Output the full listing exactly, character for character.

────────

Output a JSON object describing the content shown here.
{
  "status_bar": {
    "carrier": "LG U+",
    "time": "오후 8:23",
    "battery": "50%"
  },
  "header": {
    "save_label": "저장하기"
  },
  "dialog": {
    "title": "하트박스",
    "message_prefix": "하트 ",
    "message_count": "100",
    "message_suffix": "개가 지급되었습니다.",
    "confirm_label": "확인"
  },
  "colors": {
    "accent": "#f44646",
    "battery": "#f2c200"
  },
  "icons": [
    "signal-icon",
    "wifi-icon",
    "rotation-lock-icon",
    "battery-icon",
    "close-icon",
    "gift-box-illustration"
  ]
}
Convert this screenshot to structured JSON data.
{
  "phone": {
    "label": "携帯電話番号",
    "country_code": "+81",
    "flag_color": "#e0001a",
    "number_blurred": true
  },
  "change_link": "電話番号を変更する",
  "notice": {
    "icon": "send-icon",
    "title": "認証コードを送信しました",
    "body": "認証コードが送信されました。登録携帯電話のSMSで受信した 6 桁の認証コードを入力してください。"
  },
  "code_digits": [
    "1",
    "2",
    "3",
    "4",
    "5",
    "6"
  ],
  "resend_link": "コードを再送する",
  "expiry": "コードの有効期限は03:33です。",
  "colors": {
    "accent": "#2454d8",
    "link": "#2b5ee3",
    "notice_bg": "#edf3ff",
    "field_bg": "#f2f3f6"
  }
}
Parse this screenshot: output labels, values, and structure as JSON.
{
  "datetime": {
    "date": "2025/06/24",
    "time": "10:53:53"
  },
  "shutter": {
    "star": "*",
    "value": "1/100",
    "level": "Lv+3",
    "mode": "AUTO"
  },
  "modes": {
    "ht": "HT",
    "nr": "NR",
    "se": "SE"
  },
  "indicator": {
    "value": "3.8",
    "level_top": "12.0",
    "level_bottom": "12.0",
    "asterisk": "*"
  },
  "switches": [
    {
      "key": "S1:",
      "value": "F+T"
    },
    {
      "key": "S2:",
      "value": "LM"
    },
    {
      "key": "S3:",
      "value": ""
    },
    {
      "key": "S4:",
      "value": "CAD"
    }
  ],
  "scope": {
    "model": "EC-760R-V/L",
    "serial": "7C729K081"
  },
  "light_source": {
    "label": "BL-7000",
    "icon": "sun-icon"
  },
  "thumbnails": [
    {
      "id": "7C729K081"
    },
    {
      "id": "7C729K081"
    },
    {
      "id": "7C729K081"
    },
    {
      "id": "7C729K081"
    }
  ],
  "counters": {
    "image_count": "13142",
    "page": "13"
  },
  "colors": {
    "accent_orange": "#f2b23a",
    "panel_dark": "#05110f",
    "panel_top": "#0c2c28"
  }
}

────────

Solution to the exercise
Output a JSON object describing the content shown here.
{
  "status_bar": {
    "carrier": "LG U+",
    "time": "오후 8:23",
    "battery": "50%"
  },
  "header": {
    "save_label": "저장하기"
  },
  "dialog": {
    "title": "하트박스",
    "message_prefix": "하트 ",
    "message_count": "100",
    "message_suffix": "개가 지급되었습니다.",
    "confirm_label": "확인"
  },
  "colors": {
    "accent": "#f44646",
    "battery": "#f2c200"
  },
  "icons": [
    "signal-icon",
    "wifi-icon",
    "rotation-lock-icon",
    "battery-icon",
    "close-icon",
    "gift-box-illustration"
  ]
}
Convert this screenshot to structured JSON data.
{
  "phone": {
    "label": "携帯電話番号",
    "country_code": "+81",
    "flag_color": "#e0001a",
    "number_blurred": true
  },
  "change_link": "電話番号を変更する",
  "notice": {
    "icon": "send-icon",
    "title": "認証コードを送信しました",
    "body": "認証コードが送信されました。登録携帯電話のSMSで受信した 6 桁の認証コードを入力してください。"
  },
  "code_digits": [
    "1",
    "2",
    "3",
    "4",
    "5",
    "6"
  ],
  "resend_link": "コードを再送する",
  "expiry": "コードの有効期限は03:33です。",
  "colors": {
    "accent": "#2454d8",
    "link": "#2b5ee3",
    "notice_bg": "#edf3ff",
    "field_bg": "#f2f3f6"
  }
}
Parse this screenshot: output labels, values, and structure as JSON.
{
  "datetime": {
    "date": "2025/06/24",
    "time": "10:53:53"
  },
  "shutter": {
    "star": "*",
    "value": "1/100",
    "level": "Lv+3",
    "mode": "AUTO"
  },
  "modes": {
    "ht": "HT",
    "nr": "NR",
    "se": "SE"
  },
  "indicator": {
    "value": "3.8",
    "level_top": "12.0",
    "level_bottom": "12.0",
    "asterisk": "*"
  },
  "switches": [
    {
      "key": "S1:",
      "value": "F+T"
    },
    {
      "key": "S2:",
      "value": "LM"
    },
    {
      "key": "S3:",
      "value": ""
    },
    {
      "key": "S4:",
      "value": "CAD"
    }
  ],
  "scope": {
    "model": "EC-760R-V/L",
    "serial": "7C729K081"
  },
  "light_source": {
    "label": "BL-7000",
    "icon": "sun-icon"
  },
  "thumbnails": [
    {
      "id": "7C729K081"
    },
    {
      "id": "7C729K081"
    },
    {
      "id": "7C729K081"
    },
    {
      "id": "7C729K081"
    }
  ],
  "counters": {
    "image_count": "13142",
    "page": "13"
  },
  "colors": {
    "accent_orange": "#f2b23a",
    "panel_dark": "#05110f",
    "panel_top": "#0c2c28"
  }
}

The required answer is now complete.